- [WHAT THE TASK REQUIRES] Below are records with pictures; copy word for word only the lines between the line with "Extract the structured" and the line with "Serialize everything readable", inclusive, and drop the pictures.

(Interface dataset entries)
========
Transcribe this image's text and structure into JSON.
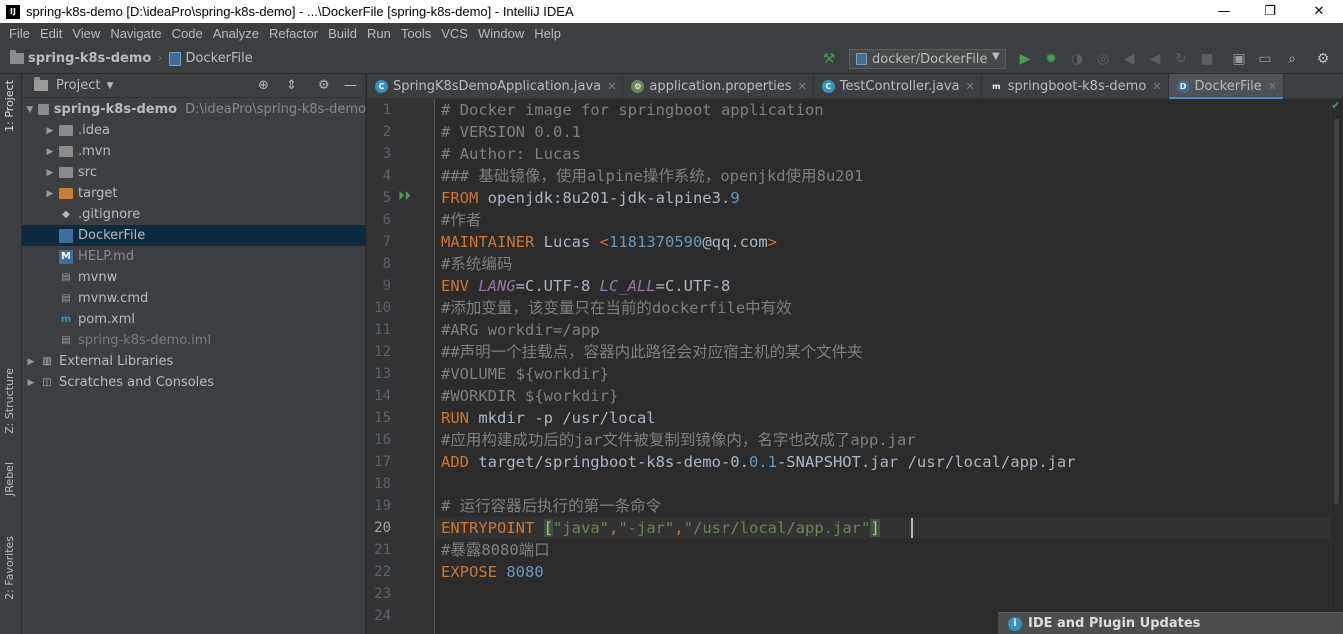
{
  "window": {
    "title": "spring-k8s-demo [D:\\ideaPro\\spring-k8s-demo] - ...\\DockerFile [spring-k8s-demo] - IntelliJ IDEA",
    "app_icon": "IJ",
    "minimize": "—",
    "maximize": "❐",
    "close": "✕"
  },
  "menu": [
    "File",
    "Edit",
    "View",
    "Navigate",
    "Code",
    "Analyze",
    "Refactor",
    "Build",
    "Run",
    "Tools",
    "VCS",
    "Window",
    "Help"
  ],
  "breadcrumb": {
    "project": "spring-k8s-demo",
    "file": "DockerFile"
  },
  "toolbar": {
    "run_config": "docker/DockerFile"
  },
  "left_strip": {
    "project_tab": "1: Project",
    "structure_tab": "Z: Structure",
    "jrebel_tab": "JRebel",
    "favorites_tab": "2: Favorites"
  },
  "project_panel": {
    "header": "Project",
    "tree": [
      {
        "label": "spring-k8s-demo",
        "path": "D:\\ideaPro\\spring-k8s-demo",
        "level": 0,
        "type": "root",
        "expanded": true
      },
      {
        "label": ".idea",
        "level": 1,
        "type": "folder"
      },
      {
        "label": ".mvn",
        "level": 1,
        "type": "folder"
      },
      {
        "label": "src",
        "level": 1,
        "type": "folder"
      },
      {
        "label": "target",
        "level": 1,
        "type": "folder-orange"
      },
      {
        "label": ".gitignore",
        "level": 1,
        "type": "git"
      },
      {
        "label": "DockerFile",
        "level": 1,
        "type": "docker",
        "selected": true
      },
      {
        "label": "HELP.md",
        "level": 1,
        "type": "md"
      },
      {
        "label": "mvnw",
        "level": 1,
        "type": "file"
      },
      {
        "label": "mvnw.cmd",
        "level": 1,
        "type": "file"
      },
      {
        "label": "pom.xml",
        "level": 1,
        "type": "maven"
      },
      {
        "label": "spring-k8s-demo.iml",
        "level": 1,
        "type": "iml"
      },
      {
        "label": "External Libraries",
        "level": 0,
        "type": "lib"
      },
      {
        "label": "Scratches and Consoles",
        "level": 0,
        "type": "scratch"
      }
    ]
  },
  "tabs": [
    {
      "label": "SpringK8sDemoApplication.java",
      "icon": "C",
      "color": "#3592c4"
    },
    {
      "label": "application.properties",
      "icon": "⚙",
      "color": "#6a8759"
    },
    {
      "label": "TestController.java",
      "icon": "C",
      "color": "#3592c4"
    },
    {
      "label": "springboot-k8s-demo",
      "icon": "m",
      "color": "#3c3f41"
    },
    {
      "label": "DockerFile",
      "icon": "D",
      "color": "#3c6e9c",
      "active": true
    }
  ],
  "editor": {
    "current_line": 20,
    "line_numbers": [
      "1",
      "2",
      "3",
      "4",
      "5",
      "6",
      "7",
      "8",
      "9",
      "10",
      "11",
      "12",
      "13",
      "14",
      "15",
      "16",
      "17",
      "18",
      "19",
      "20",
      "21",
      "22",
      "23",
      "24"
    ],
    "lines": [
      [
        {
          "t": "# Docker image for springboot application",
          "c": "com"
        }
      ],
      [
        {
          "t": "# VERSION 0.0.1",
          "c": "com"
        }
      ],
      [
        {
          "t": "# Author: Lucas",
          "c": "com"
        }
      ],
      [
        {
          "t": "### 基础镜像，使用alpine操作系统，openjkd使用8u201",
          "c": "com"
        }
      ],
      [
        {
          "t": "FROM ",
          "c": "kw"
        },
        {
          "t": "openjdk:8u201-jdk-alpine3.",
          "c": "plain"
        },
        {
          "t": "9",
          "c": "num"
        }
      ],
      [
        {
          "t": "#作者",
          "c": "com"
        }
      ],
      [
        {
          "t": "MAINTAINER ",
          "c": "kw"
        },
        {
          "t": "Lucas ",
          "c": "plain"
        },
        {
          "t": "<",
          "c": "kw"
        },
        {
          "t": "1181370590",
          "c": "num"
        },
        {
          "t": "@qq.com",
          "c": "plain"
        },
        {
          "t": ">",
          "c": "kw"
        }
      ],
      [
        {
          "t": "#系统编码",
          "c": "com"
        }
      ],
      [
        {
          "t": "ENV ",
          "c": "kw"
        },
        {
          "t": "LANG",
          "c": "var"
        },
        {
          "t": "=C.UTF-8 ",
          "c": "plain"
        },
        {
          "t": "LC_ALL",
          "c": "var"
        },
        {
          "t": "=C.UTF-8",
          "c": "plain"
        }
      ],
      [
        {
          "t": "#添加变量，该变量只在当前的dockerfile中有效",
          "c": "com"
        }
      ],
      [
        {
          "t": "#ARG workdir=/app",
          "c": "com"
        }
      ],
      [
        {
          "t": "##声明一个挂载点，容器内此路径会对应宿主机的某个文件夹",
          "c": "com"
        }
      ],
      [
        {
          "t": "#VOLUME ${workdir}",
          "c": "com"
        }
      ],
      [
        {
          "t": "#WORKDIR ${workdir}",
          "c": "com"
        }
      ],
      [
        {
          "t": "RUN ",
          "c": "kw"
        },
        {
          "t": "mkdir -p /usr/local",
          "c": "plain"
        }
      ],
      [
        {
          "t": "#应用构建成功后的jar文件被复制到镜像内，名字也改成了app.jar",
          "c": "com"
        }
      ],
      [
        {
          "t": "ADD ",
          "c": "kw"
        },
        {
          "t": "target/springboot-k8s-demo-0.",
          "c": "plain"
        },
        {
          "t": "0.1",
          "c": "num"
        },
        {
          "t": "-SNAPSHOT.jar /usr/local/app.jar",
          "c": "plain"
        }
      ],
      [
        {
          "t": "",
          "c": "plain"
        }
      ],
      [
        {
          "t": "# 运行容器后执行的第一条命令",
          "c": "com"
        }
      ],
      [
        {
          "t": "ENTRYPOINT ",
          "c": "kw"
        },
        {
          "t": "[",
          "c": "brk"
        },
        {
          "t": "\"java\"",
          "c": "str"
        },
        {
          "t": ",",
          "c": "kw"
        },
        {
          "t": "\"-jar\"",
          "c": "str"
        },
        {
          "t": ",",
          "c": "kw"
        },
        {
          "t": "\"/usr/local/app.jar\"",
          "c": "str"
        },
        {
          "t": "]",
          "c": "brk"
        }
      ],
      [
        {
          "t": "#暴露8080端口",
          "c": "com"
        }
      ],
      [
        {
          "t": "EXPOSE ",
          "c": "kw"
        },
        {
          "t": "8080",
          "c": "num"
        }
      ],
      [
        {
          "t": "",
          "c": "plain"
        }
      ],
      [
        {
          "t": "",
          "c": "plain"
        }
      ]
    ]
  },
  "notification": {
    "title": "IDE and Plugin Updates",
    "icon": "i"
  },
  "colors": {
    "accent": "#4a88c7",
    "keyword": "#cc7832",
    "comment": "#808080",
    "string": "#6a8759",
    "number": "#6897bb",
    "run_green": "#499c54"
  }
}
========
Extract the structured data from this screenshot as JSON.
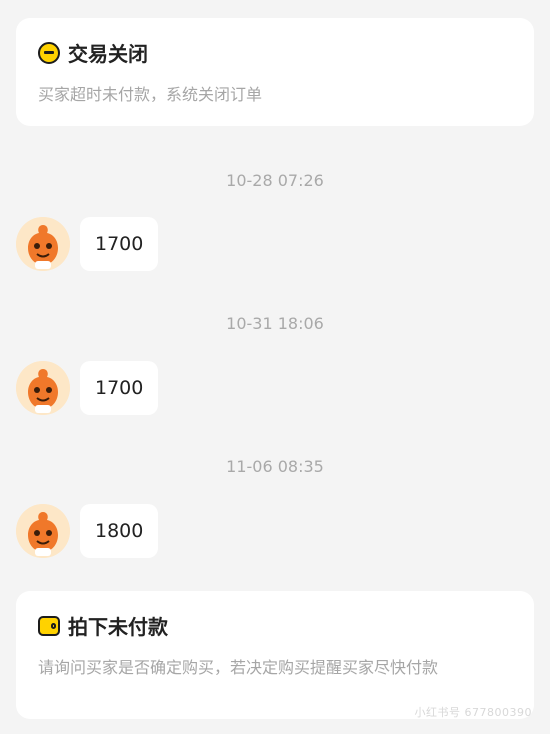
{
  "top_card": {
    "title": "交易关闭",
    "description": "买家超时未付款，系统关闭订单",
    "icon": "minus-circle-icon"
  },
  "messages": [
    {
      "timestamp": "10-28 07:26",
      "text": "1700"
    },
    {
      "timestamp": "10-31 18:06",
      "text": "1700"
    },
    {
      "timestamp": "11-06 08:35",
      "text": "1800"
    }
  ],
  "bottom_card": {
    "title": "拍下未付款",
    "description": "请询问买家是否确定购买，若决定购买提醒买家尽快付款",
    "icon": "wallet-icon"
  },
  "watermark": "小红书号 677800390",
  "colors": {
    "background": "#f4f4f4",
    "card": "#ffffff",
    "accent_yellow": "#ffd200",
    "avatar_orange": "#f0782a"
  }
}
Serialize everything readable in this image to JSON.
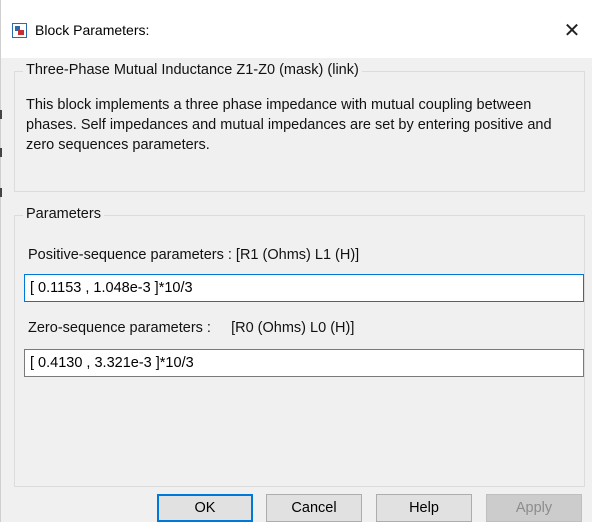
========
- [SOLUTION TO THIS PROBLEM]
Extract the structured data from this screenshot as JSON.
{
  "top_card": {
    "title": "交易关闭",
    "description": "买家超时未付款，系统关闭订单",
    "icon": "minus-circle-icon"
  },
  "messages": [
    {
      "timestamp": "10-28 07:26",
      "text": "1700"
    },
    {
      "timestamp": "10-31 18:06",
      "text": "1700"
    },
    {
      "timestamp": "11-06 08:35",
      "text": "1800"
    }
  ],
  "bottom_card": {
    "title": "拍下未付款",
    "description": "请询问买家是否确定购买，若决定购买提醒买家尽快付款",
    "icon": "wallet-icon"
  },
  "watermark": "小红书号 677800390",
  "colors": {
    "background": "#f4f4f4",
    "card": "#ffffff",
    "accent_yellow": "#ffd200",
    "avatar_orange": "#f0782a"
  }
}
Serialize everything readable in this image to JSON.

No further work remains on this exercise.